In 2004, Martin Brodeur backstopped Canada to a 3-2 World Cup Final win over Finland. (David E. Klutho/SI)

By Allan Muir

A leaked document reveals that the NHL plans to add at least $1 billion to the Hockey Related Revenue pot over the next three seasons. And the league is counting on international games to get the cash registers ringing.

An article by Chris Botta in today’s SportsBusiness Journal has the details of the league memo, which touches on the usual stuff (expanded presence in media, licensing and sponsorship opportunities) and a new Canadian TV deal that will kick in next season. It also mentions the NHL’s “big event” strategy in a way that suggests this season’s six-game slate of outdoor contests might not be a one-off after all.

But here’s the fun stuff: “An increased presence in Europe, with more regular-season NHL games overseas, the return of the World Cup of Hockey — which, in 1996 and 2004, featured eight top national teams in a tournament in August — and plans for a Champions Cup competition between top European and NHL clubs.”

Got all that?

While added regular season games in Europe might not generate as much enthusiasm/cash as the league hopes, bringing the World Cup back now makes perfect sense. There’s almost no chance that the league will shut down for the 2018 Olympics in South Korea, so the timing is right for the return of a best-on-best event that can be held prior to the start of the regular season every two or four years. And with the NHL and NHLPA controlling the tournament, there are fewer cooks in the kitchen and they get to cash all the checks.

But the really big news there is the Champions Cup concept that would, presumably, borrow heavily from soccer’s UEFA Champions League and pit the top club teams from around the world against each other in a tournament format for bragging rights (and maybe the Victoria Cup).

That’s a risky move for the league — there’s a real chance that it could end up with egg on its face if the NHL’s top teams stumble — but it is also the sort of bold initiative that excites fans and has the potential to keep the game in the front of the public’s mind when it might not otherwise be.

This is good stuff. Let’s just hope they can get the sponsorship and licensing deals done to make it all a reality.

  • Published On Sep 10, 2013
  • 3 comments
    Big_Lew
    Big_Lew

    Allan - given the fatiguing GRIND that the Stanley Cup finalists have to face, outside of making the greedy owners more money how do you figure this benefits the NHL?

    Ask Chicago and Boston (my team) how they'd like to play in an intense international tournament BEFORE their post-cup-finals NHL season starts.

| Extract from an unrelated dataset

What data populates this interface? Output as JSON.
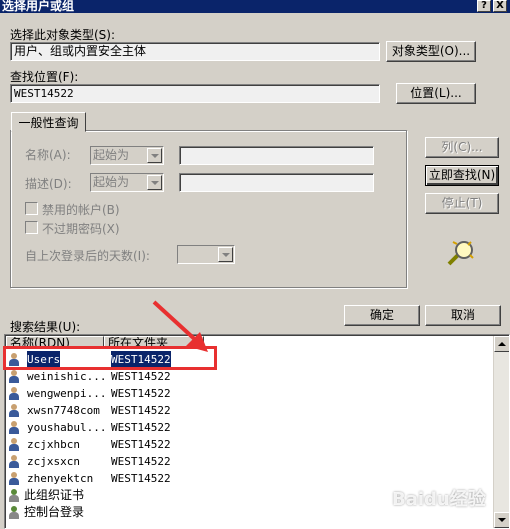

I'll bet that Gregory Campbell, Patrice Bergeron, and Zdeno Chara from the Bruins would look for ANY way out of cutting short their healing-time for a tourney that CAN'T impact their NHL salaries except negatively - if they get injured in said tourney or don't perform up to their potential in the NHL season because existing injuries didn't have time to heal.

    At first glance, this seems to totally  favor the owners, and be a real risk for the players.

    Could the league afford to spring for the Olympics EVERY year?

    No?

    Why not?

    Don't those same answers apply to this scenario???

    Did I miss something here?

    MichaelO'Connell1
    MichaelO'Connell1

    The Soviets won the Challenge Cup in 1979.  In 1980, they beat the US team 10-3 in exhibition play.  The rest is history.  As a Pens fan who supported the boy from Kladno and later the boy from Magnitogorsk, only good things can come from promoting hockey worldwide.  It's about time North America realized that this isn't just our sport, but a world sport.

    likedoohan
    likedoohan

    @Big_Lew I'm with you. The playoffs ending in June, followed by a training camp and high level competition in August, then right back to NHL training camp is way too much. The star players on successful teams would probably see their careers negatively impacted. This might make the owners more money, but would be terrible for the skaters.